In May 2017, Afghan Wireless announced a milestone—the company had launched the first 4G LTE service in Afghanistan. That service is now live in Kabul, and the company plans to extend 4G LTE to the entire country within the next 12 to 18 months.
Building or upgrading a reliable wireless network in Afghanistan, where road access is limited and power is no guarantee, poses a unique set of challenges. The job has been made far more difficult by the U.S.-led war in Afghanistan, which lasted for 13 years from 2001 to 2014, and ongoing fighting among Taliban insurgents, the Islamic State group, and remaining troops.
On Wednesday, a truck bomb exploded in central Kabul, killing 80 people and wounding hundreds. Such violence reshapes many aspects of daily life for Afghanistan's 33 million residents. For Afghan Wireless, it also presents major operational hurdles.
Access to spectrum is extremely limited, because the government and military have reserved so much of it for their own use. For its new 4G LTE network, Afghan Wireless plans to operate at 1800 GHz. Mike Hoban, chief technology officer at Afghan Wireless, says the company is looking forward to future spectrum auctions so it can purchase additional licenses for its next upgrade to LTE-Advanced.
Lately, Afghan Wireless towers have become popular targets for insurgents and thieves, requiring the company to post three to six guards at every single tower they install to keep watch around the clock. “We've lost a lot of towers,” says Amin Ramin, managing director of Afghan Wireless Communications Company.
The company was founded in 2002, just after the U.S.-led war began. Since then, its reach has grown considerably from the 34 towers the company used to launch a nationwide 2G network to originally serve around 50,000 customers.
For one early project, Afghan Wireless wished to link northern Afghanistan to its network in Kabul. To do that, they wanted to install a microwave tower in Salang Pass, a mountain pass that serves as a gateway to northern provinces.
But before they could install the tower, the company first had to spend a year building a road to the site. When they finally raised the tower in 2003, Ramin claims it was the highest-elevation microwave tower anywhere in the world.
Even once the company has built new roadways, the roads wash out on a regular basis, requiring it to rebuild some roads every year. And Ramin says most of the diesel fuel they use to power generators for each tower comes from Iran or Pakistan. Some of that fuel has a very high water content, which destroys the generators.
Still, the company has managed to construct an expansive network consisting of 1,400 towers that serve more than 5 million Afghans from all 34 provinces. Ramin says about 65 of those towers provide backhaul, and in some cases are separated by as many as 200 kilometers.

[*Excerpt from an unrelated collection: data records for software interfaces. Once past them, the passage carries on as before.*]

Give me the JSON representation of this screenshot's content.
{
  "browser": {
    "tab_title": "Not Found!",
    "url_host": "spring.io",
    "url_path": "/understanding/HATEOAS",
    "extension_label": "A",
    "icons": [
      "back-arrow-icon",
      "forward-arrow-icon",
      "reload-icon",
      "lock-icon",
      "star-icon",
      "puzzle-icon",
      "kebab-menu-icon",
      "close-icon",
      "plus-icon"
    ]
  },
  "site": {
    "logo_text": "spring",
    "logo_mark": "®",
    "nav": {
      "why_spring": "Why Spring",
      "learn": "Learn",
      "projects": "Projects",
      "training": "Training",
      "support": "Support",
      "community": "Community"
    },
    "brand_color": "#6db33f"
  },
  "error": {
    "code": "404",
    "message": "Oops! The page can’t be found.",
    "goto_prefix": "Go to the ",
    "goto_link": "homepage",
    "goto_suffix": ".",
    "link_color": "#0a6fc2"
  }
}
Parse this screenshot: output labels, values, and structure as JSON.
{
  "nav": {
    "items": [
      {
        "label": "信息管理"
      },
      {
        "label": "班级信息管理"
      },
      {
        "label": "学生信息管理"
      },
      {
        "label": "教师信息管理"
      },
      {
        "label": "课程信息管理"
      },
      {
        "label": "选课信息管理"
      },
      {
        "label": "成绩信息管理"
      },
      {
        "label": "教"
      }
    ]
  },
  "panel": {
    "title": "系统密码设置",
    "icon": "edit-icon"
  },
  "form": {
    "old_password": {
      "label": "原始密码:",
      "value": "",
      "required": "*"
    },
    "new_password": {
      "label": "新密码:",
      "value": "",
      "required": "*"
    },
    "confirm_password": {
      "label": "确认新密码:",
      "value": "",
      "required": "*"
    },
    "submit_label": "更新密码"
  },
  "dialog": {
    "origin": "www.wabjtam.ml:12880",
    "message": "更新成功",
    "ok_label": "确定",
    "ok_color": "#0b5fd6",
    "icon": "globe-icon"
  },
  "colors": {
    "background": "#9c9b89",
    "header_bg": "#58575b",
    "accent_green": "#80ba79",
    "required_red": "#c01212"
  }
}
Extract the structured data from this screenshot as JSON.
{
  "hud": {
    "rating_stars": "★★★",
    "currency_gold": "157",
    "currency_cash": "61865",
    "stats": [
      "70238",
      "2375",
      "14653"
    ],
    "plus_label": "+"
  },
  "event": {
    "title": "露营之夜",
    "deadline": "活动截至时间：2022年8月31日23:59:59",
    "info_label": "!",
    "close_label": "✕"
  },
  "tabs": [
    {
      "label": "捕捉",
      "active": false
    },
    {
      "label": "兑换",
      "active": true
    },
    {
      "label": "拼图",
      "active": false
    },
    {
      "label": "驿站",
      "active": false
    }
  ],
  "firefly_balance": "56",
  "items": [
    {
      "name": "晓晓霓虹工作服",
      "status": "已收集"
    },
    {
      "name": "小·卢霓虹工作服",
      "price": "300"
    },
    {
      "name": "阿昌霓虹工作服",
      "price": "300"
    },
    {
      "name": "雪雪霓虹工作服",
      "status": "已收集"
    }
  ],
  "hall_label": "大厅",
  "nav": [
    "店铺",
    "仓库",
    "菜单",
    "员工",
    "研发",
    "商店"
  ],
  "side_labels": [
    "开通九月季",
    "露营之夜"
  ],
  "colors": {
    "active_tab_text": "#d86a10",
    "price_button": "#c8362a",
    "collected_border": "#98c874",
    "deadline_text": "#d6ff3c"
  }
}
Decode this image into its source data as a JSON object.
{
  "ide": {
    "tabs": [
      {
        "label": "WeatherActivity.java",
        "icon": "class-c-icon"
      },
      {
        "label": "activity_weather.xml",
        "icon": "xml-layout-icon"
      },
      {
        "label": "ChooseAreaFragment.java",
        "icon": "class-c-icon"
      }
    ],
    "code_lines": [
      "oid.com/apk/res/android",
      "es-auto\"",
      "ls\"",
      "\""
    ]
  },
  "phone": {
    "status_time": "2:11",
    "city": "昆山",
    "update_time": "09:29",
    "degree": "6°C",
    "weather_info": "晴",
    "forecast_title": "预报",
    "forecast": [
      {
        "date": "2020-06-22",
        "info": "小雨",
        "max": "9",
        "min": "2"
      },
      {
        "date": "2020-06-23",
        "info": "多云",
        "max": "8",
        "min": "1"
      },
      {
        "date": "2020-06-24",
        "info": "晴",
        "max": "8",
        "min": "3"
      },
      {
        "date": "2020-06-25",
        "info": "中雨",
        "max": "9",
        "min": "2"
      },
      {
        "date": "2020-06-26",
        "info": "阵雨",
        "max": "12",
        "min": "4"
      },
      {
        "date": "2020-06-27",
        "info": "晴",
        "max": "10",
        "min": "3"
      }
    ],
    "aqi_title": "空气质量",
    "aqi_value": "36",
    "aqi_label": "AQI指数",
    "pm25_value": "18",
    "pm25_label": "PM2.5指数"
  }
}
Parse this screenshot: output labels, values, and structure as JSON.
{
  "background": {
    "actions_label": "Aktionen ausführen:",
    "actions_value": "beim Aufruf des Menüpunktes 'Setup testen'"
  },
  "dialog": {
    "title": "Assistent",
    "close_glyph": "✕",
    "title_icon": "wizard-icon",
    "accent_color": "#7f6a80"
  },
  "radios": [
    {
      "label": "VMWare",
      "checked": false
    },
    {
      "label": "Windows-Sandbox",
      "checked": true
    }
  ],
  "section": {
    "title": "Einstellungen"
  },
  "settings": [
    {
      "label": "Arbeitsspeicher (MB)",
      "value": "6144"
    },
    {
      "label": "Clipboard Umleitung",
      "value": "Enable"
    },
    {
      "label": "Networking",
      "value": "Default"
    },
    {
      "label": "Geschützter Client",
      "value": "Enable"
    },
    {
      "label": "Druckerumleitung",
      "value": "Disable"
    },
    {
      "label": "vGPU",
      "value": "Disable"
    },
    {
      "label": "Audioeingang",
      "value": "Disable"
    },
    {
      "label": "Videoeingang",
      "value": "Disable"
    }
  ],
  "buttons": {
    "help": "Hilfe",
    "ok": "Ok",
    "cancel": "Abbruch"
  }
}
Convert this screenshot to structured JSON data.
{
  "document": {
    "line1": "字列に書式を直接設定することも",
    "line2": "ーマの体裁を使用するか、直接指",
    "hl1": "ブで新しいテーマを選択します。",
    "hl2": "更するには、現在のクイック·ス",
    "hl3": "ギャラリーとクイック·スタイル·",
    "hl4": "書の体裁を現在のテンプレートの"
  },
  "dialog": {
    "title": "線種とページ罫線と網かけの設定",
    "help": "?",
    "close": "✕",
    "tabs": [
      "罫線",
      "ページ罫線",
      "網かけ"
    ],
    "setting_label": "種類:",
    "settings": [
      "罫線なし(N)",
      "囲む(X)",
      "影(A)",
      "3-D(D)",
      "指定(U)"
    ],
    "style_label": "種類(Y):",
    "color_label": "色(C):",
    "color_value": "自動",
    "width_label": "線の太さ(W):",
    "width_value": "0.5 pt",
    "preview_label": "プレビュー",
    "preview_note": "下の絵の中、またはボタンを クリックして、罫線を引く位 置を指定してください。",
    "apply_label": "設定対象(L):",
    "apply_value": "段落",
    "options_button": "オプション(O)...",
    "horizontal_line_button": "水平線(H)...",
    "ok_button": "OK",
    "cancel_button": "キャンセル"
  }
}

As the company upgrades its services to 4G, the network will require even more towers. Ramin says that for towers that directly serve customers, a 2G network could function if the towers were placed 6 to 7 kilometers from each other. But for 4G, the towers may need to be as close as 100 to 300 meters.
Hoban says this is particularly true in Afghanistan because the walls of homes and buildings are extremely thick, which makes it more difficult for signals to get through. “It's local brick, it's local cement, and they're thick as hell,” he says.
To build out 4G LTE, Ramin says Afghan Wireless will install 150 new towers in Kabul, and as many as 500 across the country. Much of the network is built on equipment from Huawei, a Chinese manufacturer. Today, the company also operates 350 Wi-Fi hotspots for customers in Kabul.
Hoban says Afghan Wireless’ 3G network averages around 35 megabits per second per sector, and he hopes to boost that to 75 megabits per second this year with 4G, and then up to 175 or 200 megabits per second next year by rolling out 4G LTE-Advanced. A typical base station serves three sectors.
In addition to serving its customers, Afghan Wireless also claims to be the largest private employer in Afghanistan, with more than 8,000 employees across the country. That workforce includes more than 300 women, Ramin says, which makes it the largest private employer of women in Afghanistan. The company provides training and tuition assistance to employees.
Hoban, the CTO, says his team has started to look ahead to 5G, but says there isn’t much use in trying to test it in Afghanistan before standards for the technology are in place. “5G is on the horizon, and we're looking forward to it here,” he says. “Right now, it's a lot of vendor hype.”